Consent is not the absence of “no” or “stop.” An argument during the Steubenville rape case was that the victim never said no — even though she was intoxicated to the point that even her attackers described her as “like a dead body.” Anyone in their right mind can see that this is absurd. But people also refrain from saying “no” for plenty of reasons beyond being physically incapacitated. Peer pressure and a fear of rejection are just a couple of big influences, especially for young individuals. “Maybe” or “I guess so” also don’t count. If the person you are with seems to have some reservations about sexual activity, stop and have a more in-depth discussion about it. 

Despite what some believe, consent does not ruin the mood. It shows your partner that you are concerned for their comfort & pleasure. And what’s better than knowing that the person you are with truly wants to be with you?

My Challenge to You
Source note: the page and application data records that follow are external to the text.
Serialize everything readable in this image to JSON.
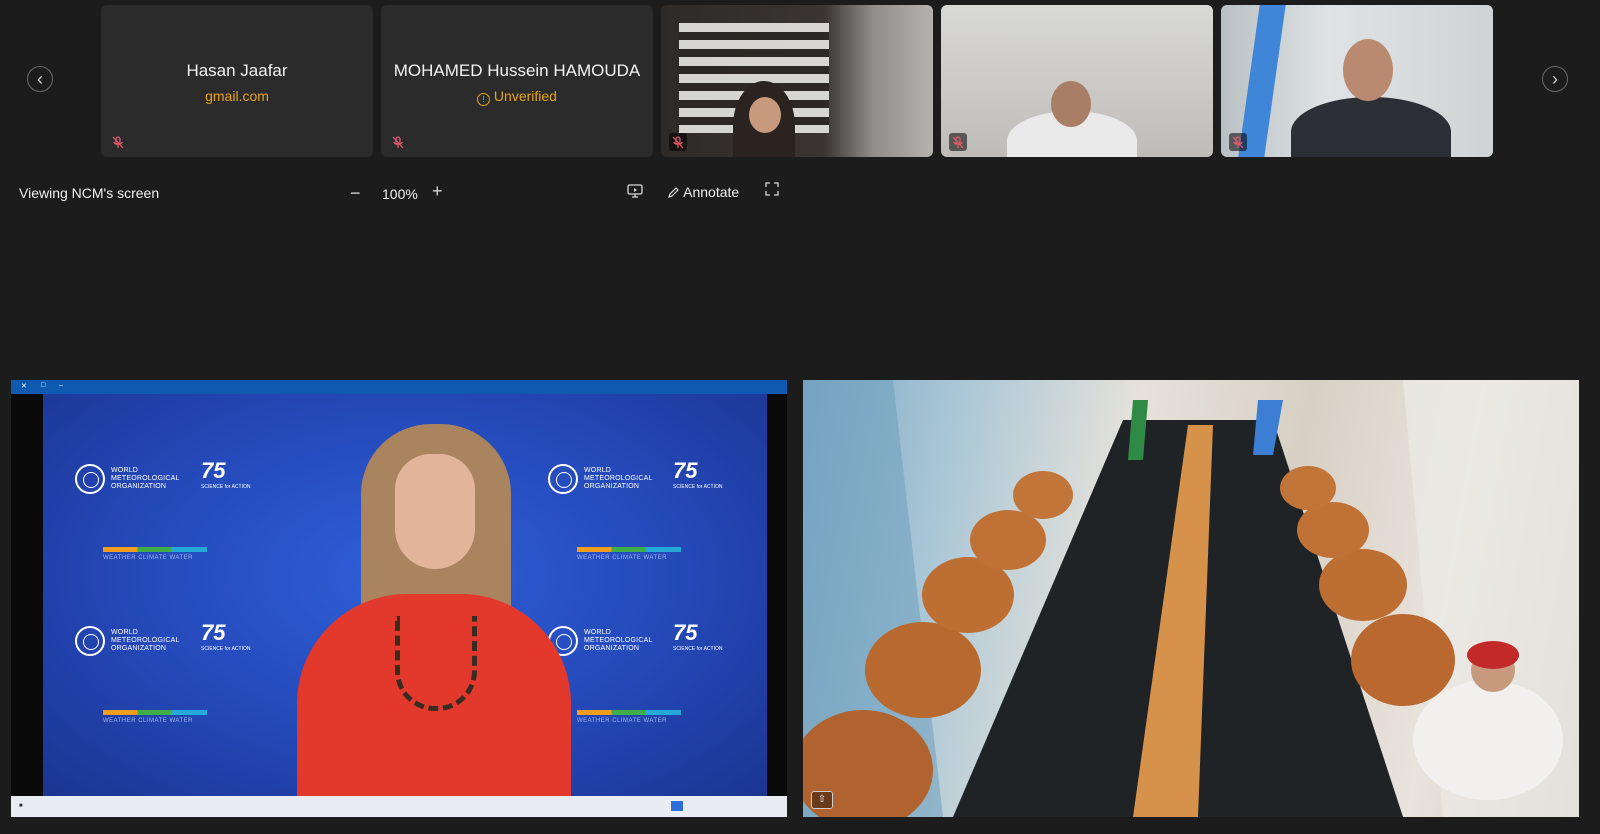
{
  "participants": [
    {
      "name": "Hasan Jaafar",
      "subtitle": "gmail.com",
      "muted": true
    },
    {
      "name": "MOHAMED Hussein HAMOUDA",
      "subtitle": "Unverified",
      "muted": true
    },
    {
      "name": "",
      "subtitle": "",
      "muted": true
    },
    {
      "name": "",
      "subtitle": "",
      "muted": true
    },
    {
      "name": "",
      "subtitle": "",
      "muted": true
    }
  ],
  "screen_share": {
    "label": "Viewing NCM's screen",
    "zoom": "100%",
    "annotate_label": "Annotate"
  },
  "shared_content": {
    "org_name_line1": "WORLD",
    "org_name_line2": "METEOROLOGICAL",
    "org_name_line3": "ORGANIZATION",
    "anniversary": "75",
    "anniversary_tag": "SCIENCE for ACTION",
    "bar_labels": "WEATHER   CLIMATE   WATER"
  },
  "icons": {
    "prev": "chevron-left-icon",
    "next": "chevron-right-icon",
    "mic_off": "mic-off-icon",
    "unverified": "info-circle-icon",
    "zoom_out": "minus-icon",
    "zoom_in": "plus-icon",
    "monitor": "monitor-icon",
    "annotate": "pen-icon",
    "fullscreen": "expand-icon"
  },
  "colors": {
    "background": "#1c1c1c",
    "tile": "#2b2b2b",
    "warning": "#e8a317",
    "mic_off": "#e05a6a",
    "slide_blue": "#2448b8"
  }
}
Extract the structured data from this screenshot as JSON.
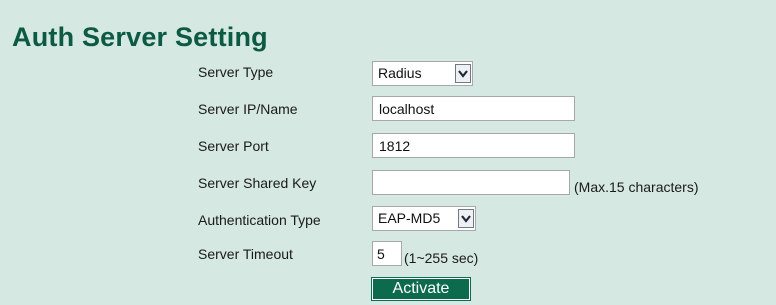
{
  "page": {
    "title": "Auth Server Setting"
  },
  "form": {
    "server_type": {
      "label": "Server Type",
      "value": "Radius"
    },
    "server_ip": {
      "label": "Server IP/Name",
      "value": "localhost"
    },
    "server_port": {
      "label": "Server Port",
      "value": "1812"
    },
    "shared_key": {
      "label": "Server Shared Key",
      "value": "",
      "note": "(Max.15 characters)"
    },
    "auth_type": {
      "label": "Authentication Type",
      "value": "EAP-MD5"
    },
    "timeout": {
      "label": "Server Timeout",
      "value": "5",
      "note": "(1~255 sec)"
    }
  },
  "actions": {
    "activate_label": "Activate"
  },
  "icons": {
    "dropdown": "chevron-down-icon"
  }
}
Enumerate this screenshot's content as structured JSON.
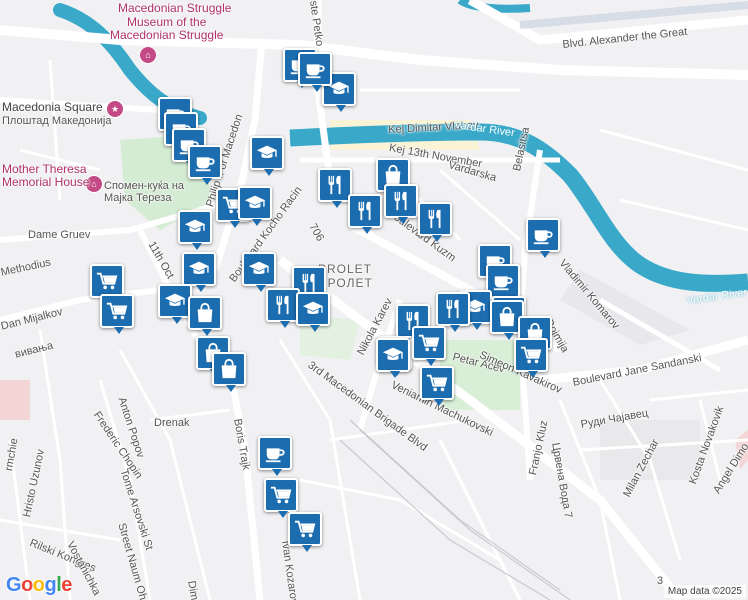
{
  "map": {
    "attribution": "Map data ©2025",
    "logo": "Google",
    "logo_colors": [
      "#4285F4",
      "#EA4335",
      "#FBBC05",
      "#4285F4",
      "#34A853",
      "#EA4335"
    ],
    "river_color": "#3aa9c9",
    "marker_color": "#1c6cb0"
  },
  "labels": {
    "museum_top": "Macedonian Struggle",
    "museum": "Museum of the\nMacedonian Struggle",
    "macedonia_square": "Macedonia Square",
    "macedonia_square_cyr": "Плоштад Македонија",
    "mother_teresa": "Mother Theresa\nMemorial House",
    "mother_teresa_cyr": "Спомен-куќа на\nМајка Тереза",
    "dame_gruev": "Dame Gruev",
    "methodius": "Methodius",
    "dan_mijalkov": "Dan Mijalkov",
    "vivanja": "вивања",
    "eleventh_oct": "11th Oct",
    "philip_ii": "Philip II of Macedon",
    "kocho_racin": "Boulevard Kocho Racin",
    "num_706": "706",
    "kej_vlahov": "Kej Dimitar Vlahov",
    "kej_13nov": "Kej 13th November",
    "vardarska": "Vardarska",
    "vardar_river": "Vardar River",
    "vardar_river_2": "Vardar River",
    "belasitsa": "Belasitsa",
    "blvd_alexander": "Blvd. Alexander the Great",
    "ste_petko": "ste Petko",
    "prolet": "PROLET",
    "prolet_cyr": "ПРОЛЕТ",
    "boulevard_kuzman": "Boulevard Kuzm",
    "vladimir_komarov": "Vladimir Komarov",
    "nikola_karev": "Nikola Karev",
    "petar_acev": "Petar Acev",
    "simeon_kavakirov": "Simeon Kavakirov",
    "bojmija": "Bojmija",
    "veniamin": "Veniamin Machukovski",
    "boulevard_jane": "Boulevard Jane Sandanski",
    "third_mac": "3rd Macedonian Brigade Blvd",
    "rudi_cajavec": "Руди Чајавец",
    "franjo_kluz": "Franjo Kluz",
    "cvrena_voda": "Црвена Вода 7",
    "milan_zechar": "Milan Zechar",
    "kosta_novakovik": "Kosta Novakovik",
    "angel_dimov": "Angel Dimo",
    "anton_popov": "Anton Popov",
    "drenak": "Drenak",
    "frederic_chopin": "Frederic Chopin",
    "tome_arsovski": "Tome Arsovski St",
    "street_naum": "Street Naum Ohridski",
    "boris_trajkovski": "Boris Trajk",
    "hristo_uzunov": "Hristo Uzunov",
    "rilski_kongres": "Rilski Kongres",
    "vostanichka": "Vostanichka",
    "ivan_kozarov": "Ivan Kozarov",
    "dimitar": "Dim",
    "mchie": "rmchie",
    "edge_3": "3"
  },
  "markers": [
    {
      "icon": "cafe"
    },
    {
      "icon": "school"
    },
    {
      "icon": "store"
    },
    {
      "icon": "cafe"
    },
    {
      "icon": "cafe"
    },
    {
      "icon": "cafe"
    },
    {
      "icon": "cafe"
    },
    {
      "icon": "school"
    },
    {
      "icon": "store"
    },
    {
      "icon": "school"
    },
    {
      "icon": "school"
    },
    {
      "icon": "restaurant"
    },
    {
      "icon": "shopping-bag"
    },
    {
      "icon": "restaurant"
    },
    {
      "icon": "restaurant"
    },
    {
      "icon": "restaurant"
    },
    {
      "icon": "school"
    },
    {
      "icon": "school"
    },
    {
      "icon": "restaurant"
    },
    {
      "icon": "restaurant"
    },
    {
      "icon": "school"
    },
    {
      "icon": "store"
    },
    {
      "icon": "store"
    },
    {
      "icon": "school"
    },
    {
      "icon": "shopping-bag"
    },
    {
      "icon": "shopping-bag"
    },
    {
      "icon": "shopping-bag"
    },
    {
      "icon": "cafe"
    },
    {
      "icon": "cafe"
    },
    {
      "icon": "cafe"
    },
    {
      "icon": "school"
    },
    {
      "icon": "cafe"
    },
    {
      "icon": "restaurant"
    },
    {
      "icon": "restaurant"
    },
    {
      "icon": "school"
    },
    {
      "icon": "store"
    },
    {
      "icon": "school"
    },
    {
      "icon": "shopping-bag"
    },
    {
      "icon": "shopping-bag"
    },
    {
      "icon": "store"
    },
    {
      "icon": "store"
    },
    {
      "icon": "cafe"
    },
    {
      "icon": "store"
    },
    {
      "icon": "store"
    }
  ]
}
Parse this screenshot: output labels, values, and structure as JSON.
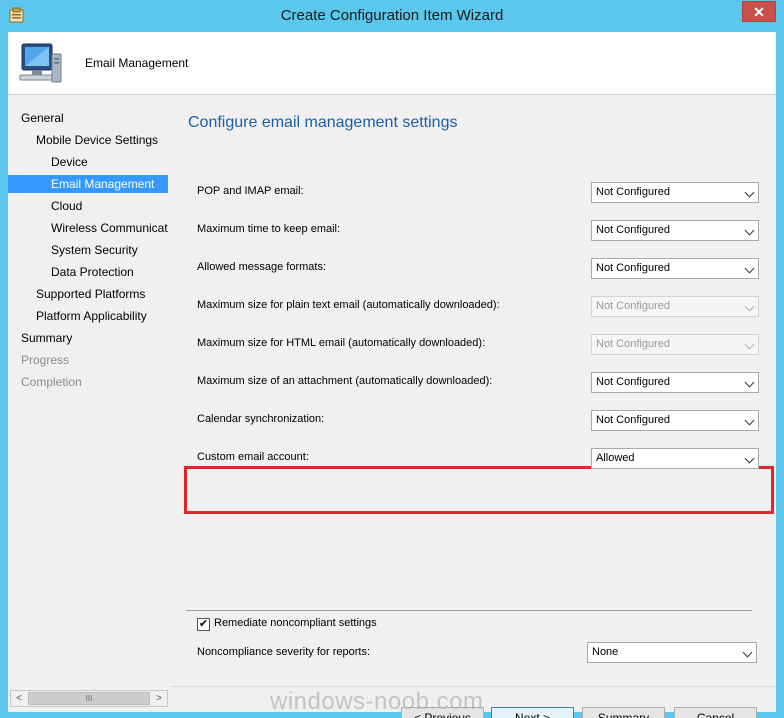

The sad truth is, even if we know all of this and we aim for explicit consent, we get lazy sometimes — especially in long-term relationships. Therefore, my challenge is that you make an honest effort to give & get consent. I’m not saying that you have to explicitly ask for consent every time you kiss or touch your partner. You can discuss consent beforehand. The next time things are getting a little steamy, you can whisper in their ear what you’d like to do, or ask if they’d like for you to get a condom. If you’re shy, showing your consent nonverbally is still better than nothing — but take it beyond just “not saying no.” Remember: consent is an enthusiastic yes!